Now, let’s fast forward a bit. After that initial Thanksgiving feast, there were more days of thanks in the early American colonies, but they were not yet an annual tradition. Thanksgiving as we know it today didn’t become an official holiday until much later in American history.
In the 19th century, Thanksgiving gained momentum as a national holiday thanks to the efforts of a woman named Sarah Josepha Hale. She was an influential writer and editor who tirelessly lobbied for a national Thanksgiving holiday. Hale is also famous for writing the nursery rhyme “Mary Had a Little Lamb.”
Hale believed that a national Thanksgiving holiday would help unite the country during a time of growing divisions. The United States was experiencing the tensions that would lead to the Civil War, and Hale saw Thanksgiving as a way to promote unity and healing. She wrote countless editorials and letters to politicians, including several to President Abraham Lincoln.
In 1863, President Lincoln heeded Hale’s call and issued a proclamation declaring Thanksgiving a national holiday. He set the date as the final Thursday in November. This proclamation was issued during the Civil War, a time when the country was deeply divided. Despite the ongoing conflict, Lincoln encouraged Americans to come together and give thanks for the blessings of the year.
In the years that followed, Thanksgiving became an annual tradition, a day for people to gather with loved ones and express gratitude for the good things in their lives. The Thanksgiving feast, with turkey, stuffing, and pumpkin pie, became a symbol of this holiday.
The Macy’s Thanksgiving Day Parade, a beloved tradition in New York City, began in 1924. It was originally called the “Macy’s Christmas Parade” and was intended to kick off the holiday shopping season. The parade features giant balloons, marching bands, and celebrities and has become an iconic part of Thanksgiving Day.
In 1939, another significant change occurred when President Franklin D. Roosevelt moved Thanksgiving up by a week. He hoped that an earlier Thanksgiving would extend the holiday shopping season, boost the economy, and help the country recover from the Great Depression.

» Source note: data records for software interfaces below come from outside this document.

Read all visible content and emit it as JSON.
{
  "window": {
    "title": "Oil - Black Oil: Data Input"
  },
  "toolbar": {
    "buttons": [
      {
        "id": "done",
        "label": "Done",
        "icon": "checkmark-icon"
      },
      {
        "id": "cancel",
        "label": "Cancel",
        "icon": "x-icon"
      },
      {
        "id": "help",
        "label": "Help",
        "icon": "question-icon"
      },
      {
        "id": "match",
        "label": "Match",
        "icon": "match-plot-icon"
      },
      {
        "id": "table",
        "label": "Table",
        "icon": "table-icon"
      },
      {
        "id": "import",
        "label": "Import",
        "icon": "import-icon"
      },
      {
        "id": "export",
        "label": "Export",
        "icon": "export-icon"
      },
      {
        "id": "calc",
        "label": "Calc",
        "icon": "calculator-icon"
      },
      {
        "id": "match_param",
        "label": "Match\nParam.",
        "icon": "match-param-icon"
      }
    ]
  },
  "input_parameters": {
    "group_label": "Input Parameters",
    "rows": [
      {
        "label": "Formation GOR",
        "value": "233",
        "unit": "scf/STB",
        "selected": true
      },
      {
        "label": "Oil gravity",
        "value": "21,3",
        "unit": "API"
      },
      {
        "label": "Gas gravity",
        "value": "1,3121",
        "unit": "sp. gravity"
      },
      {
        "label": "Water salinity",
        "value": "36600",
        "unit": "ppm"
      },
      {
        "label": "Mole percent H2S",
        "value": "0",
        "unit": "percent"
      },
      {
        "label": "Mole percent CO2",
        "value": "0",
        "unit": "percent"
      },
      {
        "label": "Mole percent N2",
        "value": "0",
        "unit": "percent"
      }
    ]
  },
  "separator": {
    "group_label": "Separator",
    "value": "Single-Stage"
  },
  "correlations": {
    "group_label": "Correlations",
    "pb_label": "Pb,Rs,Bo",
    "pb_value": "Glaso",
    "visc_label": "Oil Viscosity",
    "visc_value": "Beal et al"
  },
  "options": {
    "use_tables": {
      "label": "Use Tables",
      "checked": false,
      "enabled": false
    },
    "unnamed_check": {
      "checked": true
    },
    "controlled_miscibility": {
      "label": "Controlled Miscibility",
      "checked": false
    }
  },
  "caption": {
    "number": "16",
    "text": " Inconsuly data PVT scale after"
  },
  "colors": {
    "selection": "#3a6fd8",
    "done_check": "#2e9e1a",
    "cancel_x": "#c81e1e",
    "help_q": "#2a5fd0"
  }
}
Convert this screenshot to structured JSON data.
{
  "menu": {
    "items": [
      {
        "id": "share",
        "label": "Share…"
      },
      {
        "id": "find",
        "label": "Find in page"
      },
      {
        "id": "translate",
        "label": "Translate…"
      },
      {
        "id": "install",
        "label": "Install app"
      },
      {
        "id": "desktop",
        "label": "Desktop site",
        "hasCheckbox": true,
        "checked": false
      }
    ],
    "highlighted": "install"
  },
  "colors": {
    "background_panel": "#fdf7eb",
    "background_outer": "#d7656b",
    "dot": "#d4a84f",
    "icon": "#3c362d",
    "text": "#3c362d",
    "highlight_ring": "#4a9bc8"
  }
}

This change, known as the “Franksgiving” controversy, caused confusion and met with mixed reactions. In 1941, Thanksgiving was officially set on the fourth Thursday of November, where it remains today.
Thanksgiving has evolved over the years to become a time for family gatherings, expressing gratitude, and enjoying a feast. It’s also a time when people often volunteer to help those less fortunate, emphasizing the spirit of giving.
In recent years, some people have begun to revisit the history of Thanksgiving and reflect on its impact on Native Americans. While the holiday is about gratitude and togetherness for many, there’s also a growing awareness of the complexities of the historical relationship between European settlers and Native Americans. Some people use the holiday as an opportunity to educate others about Native American history and culture.
In conclusion, the narrative of Thanksgiving takes us back to the early 17th century when the Pilgrims and Native Americans came together to celebrate their successful harvest and give thanks for their blessings. Over time, Thanksgiving evolved into the national holiday we celebrate today, thanks to the efforts of Sarah Josepha Hale and the proclamation by President Abraham Lincoln. It’s a day when we come together with family and friends to enjoy a special meal, express gratitude, and reflect on the blessings in our lives. While Thanksgiving has its roots in a historical event, it has grown to symbolize unity, thankfulness, and the spirit of giving. It’s a holiday that has a rich and evolving history, and it continues to hold a special place in the hearts of many Americans.